### The task
Spot each line in the data below containing "JSON" and copy it.

Interface dataset entries:
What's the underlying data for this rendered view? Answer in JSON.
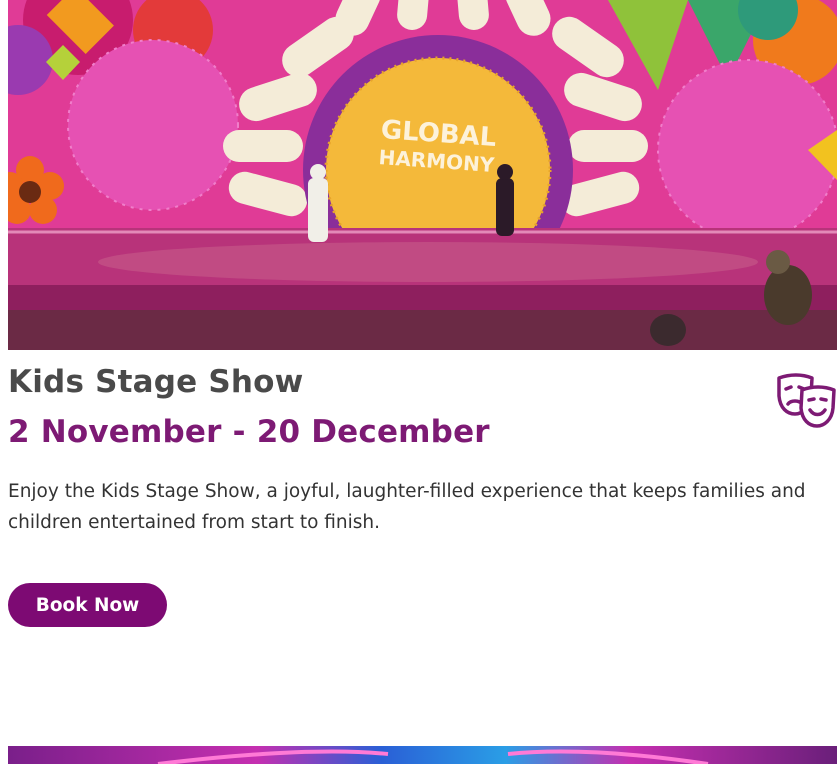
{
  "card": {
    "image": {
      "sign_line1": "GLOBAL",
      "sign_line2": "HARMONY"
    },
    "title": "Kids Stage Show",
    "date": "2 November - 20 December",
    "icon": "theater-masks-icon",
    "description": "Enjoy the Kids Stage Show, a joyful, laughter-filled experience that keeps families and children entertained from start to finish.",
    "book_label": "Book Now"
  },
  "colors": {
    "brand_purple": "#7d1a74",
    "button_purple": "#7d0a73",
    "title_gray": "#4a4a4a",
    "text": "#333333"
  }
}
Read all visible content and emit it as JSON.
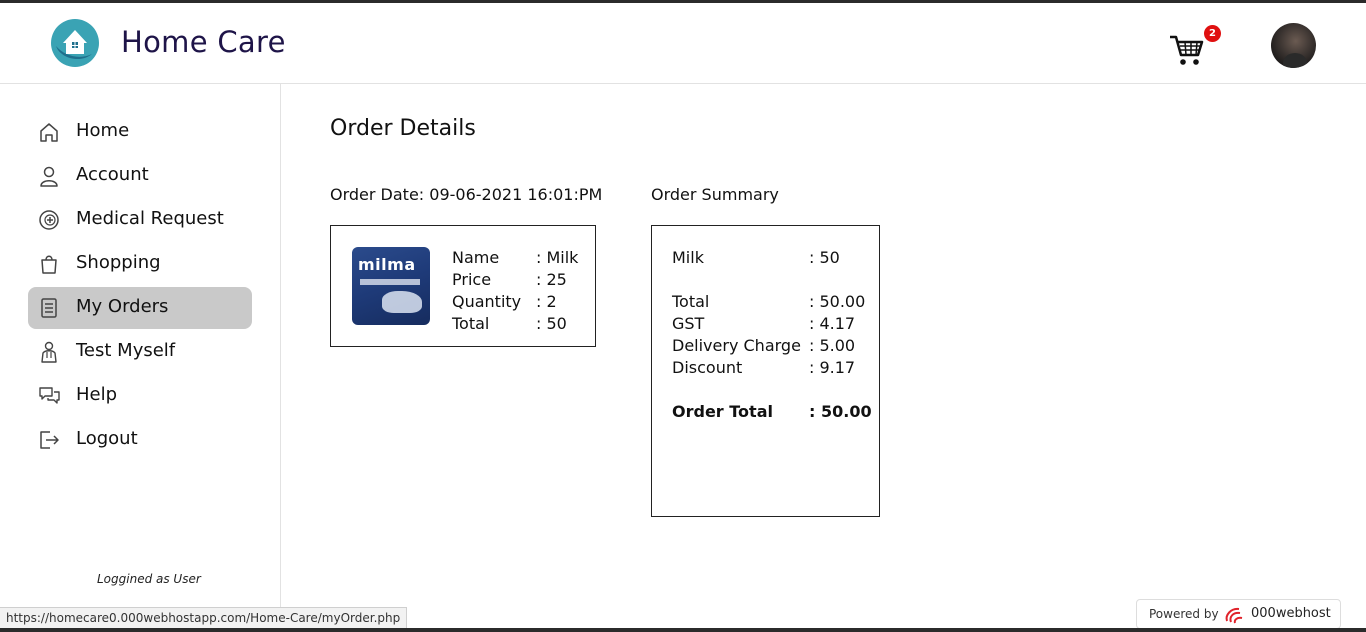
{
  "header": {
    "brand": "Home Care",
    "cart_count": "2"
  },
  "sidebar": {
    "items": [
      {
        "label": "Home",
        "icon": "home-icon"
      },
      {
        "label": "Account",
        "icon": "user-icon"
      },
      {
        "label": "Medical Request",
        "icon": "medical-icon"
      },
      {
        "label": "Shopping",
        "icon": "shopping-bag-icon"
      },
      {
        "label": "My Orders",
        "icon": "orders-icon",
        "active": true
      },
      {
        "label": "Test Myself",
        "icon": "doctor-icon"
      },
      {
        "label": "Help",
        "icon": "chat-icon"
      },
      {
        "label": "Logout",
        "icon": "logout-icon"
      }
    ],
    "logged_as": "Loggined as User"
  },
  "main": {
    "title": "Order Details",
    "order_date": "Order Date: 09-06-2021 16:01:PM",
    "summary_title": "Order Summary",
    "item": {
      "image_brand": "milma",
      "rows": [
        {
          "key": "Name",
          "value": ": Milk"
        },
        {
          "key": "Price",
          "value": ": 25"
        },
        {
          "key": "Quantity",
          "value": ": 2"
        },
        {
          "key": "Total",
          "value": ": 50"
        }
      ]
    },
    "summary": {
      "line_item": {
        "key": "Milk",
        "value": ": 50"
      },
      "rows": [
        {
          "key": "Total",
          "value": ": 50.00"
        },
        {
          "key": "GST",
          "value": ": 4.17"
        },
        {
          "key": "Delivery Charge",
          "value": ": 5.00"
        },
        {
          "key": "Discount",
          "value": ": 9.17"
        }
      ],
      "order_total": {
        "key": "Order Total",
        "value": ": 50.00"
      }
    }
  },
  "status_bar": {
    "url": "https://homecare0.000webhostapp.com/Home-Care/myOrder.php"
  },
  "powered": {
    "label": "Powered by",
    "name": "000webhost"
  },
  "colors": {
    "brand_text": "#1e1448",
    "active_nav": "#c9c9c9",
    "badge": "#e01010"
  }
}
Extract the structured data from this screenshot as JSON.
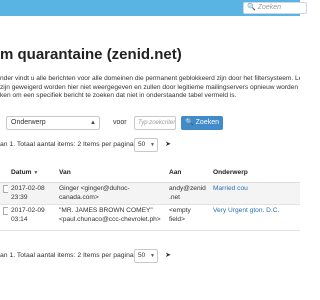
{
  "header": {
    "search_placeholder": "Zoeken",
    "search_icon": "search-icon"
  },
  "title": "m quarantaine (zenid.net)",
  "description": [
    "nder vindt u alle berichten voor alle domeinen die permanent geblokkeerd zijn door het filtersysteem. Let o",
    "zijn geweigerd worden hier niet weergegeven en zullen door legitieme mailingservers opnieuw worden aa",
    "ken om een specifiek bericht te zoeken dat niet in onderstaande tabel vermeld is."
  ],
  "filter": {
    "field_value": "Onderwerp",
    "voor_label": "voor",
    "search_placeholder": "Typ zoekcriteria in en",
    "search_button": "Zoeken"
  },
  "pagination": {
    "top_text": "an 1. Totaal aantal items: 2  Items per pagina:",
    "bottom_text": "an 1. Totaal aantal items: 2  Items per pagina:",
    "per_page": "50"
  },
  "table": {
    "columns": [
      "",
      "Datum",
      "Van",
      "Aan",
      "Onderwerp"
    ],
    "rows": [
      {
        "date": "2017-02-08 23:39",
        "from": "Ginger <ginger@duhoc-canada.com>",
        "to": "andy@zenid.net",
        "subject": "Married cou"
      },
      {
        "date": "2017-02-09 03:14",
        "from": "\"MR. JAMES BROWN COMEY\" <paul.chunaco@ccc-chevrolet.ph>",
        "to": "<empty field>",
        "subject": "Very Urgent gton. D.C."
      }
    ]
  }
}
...
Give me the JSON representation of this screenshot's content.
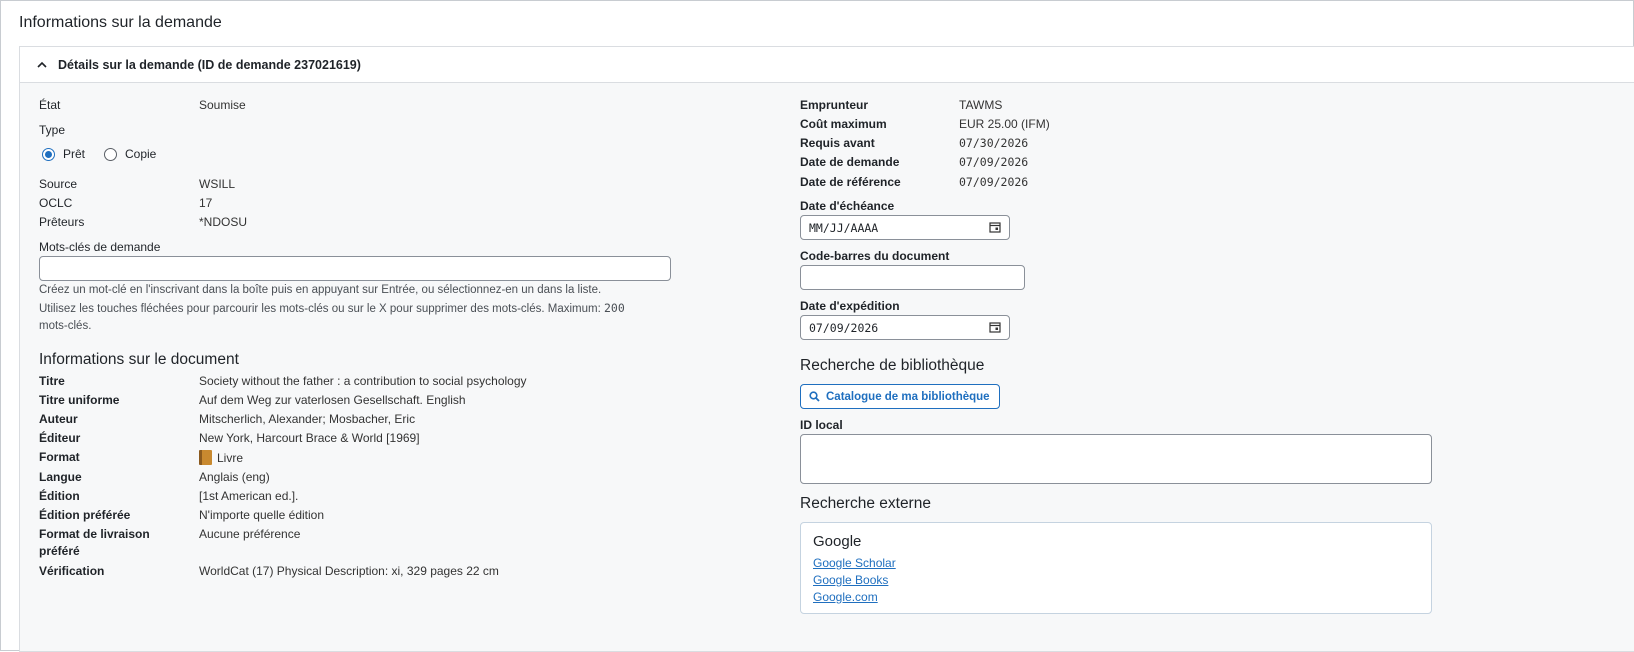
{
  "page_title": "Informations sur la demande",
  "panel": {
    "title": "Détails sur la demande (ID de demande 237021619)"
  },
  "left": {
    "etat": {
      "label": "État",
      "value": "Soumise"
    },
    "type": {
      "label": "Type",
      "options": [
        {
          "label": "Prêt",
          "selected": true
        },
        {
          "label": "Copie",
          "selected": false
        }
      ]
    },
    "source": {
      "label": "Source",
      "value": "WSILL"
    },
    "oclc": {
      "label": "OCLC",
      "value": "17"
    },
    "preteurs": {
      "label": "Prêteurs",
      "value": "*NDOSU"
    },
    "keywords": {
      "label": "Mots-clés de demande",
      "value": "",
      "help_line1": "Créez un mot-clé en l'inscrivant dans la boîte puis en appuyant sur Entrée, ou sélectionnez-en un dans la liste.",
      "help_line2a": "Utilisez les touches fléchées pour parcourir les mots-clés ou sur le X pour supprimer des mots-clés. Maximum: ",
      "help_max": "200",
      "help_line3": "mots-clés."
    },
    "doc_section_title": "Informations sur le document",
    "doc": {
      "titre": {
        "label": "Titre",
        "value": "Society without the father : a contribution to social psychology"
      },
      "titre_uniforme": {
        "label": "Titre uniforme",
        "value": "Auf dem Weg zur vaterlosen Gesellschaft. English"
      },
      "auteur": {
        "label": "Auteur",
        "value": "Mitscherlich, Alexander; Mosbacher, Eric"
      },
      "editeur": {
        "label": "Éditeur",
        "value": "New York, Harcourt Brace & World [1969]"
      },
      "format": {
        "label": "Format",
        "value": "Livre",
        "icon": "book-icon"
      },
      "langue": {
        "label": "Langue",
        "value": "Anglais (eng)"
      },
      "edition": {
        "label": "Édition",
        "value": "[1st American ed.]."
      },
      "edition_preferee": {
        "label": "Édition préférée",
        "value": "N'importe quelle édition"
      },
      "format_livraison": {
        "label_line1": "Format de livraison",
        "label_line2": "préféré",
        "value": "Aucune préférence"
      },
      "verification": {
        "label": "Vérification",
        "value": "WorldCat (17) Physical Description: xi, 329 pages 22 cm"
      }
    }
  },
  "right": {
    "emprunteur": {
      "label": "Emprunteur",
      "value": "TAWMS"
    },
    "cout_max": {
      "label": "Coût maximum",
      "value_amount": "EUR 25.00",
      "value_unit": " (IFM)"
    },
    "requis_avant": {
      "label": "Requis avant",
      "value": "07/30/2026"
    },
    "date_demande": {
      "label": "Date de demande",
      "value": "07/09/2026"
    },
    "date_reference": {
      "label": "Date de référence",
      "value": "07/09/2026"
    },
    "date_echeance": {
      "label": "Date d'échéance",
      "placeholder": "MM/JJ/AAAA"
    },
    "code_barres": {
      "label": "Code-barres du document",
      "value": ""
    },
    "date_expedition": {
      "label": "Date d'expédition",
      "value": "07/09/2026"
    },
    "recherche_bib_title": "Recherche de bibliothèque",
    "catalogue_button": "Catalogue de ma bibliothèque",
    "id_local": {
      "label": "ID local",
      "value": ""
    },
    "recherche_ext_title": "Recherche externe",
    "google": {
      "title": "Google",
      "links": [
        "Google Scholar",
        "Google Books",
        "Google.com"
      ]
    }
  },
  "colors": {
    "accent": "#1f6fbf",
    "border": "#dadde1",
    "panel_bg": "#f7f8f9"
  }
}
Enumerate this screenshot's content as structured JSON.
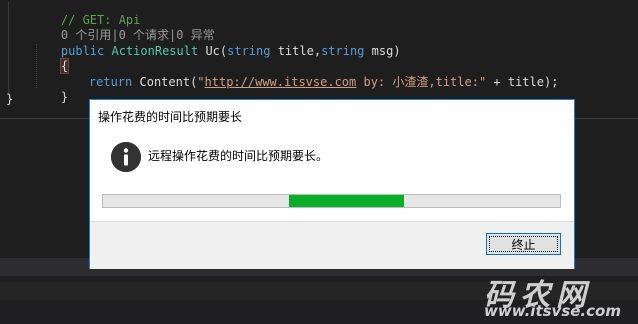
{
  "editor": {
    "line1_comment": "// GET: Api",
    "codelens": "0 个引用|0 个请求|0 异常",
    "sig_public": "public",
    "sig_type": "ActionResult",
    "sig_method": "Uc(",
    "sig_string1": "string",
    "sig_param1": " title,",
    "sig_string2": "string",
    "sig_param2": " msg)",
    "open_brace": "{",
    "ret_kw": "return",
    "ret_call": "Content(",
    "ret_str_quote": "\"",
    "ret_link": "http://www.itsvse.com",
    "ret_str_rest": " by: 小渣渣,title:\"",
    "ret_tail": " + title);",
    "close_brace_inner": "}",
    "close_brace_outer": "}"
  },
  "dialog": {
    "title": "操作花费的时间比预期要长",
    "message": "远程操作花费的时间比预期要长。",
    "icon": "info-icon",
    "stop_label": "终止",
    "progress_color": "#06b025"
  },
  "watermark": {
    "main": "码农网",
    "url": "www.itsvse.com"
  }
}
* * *
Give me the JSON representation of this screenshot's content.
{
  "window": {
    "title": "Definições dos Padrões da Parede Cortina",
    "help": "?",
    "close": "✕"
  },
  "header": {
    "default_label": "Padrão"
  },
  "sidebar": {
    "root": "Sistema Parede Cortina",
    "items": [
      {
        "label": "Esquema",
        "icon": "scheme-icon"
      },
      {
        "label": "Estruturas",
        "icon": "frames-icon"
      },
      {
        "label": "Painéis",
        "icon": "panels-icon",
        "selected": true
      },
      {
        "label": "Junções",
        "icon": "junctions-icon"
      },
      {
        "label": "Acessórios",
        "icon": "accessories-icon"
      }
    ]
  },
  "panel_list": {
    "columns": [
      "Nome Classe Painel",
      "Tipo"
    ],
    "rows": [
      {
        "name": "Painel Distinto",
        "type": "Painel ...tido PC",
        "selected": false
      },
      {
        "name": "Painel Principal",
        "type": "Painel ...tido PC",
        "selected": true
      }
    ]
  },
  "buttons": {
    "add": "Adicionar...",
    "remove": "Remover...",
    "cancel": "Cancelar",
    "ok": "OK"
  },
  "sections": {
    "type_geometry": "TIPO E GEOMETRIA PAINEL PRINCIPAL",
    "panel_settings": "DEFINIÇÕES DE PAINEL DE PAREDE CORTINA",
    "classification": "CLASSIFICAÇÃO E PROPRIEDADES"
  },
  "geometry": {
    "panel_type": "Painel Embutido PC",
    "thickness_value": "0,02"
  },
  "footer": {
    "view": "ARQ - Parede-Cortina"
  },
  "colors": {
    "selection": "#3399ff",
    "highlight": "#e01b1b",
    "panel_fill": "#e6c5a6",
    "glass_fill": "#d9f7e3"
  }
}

### Exercise answer
What's the underlying data for this rendered view? Answer in JSON.
Read all visible content and emit it as JSON.
Extract the structured data from this screenshot as JSON.
Give me the JSON representation of this screenshot's content.
Enumerate this screenshot's content as structured JSON.
Give me the JSON representation of this screenshot's content.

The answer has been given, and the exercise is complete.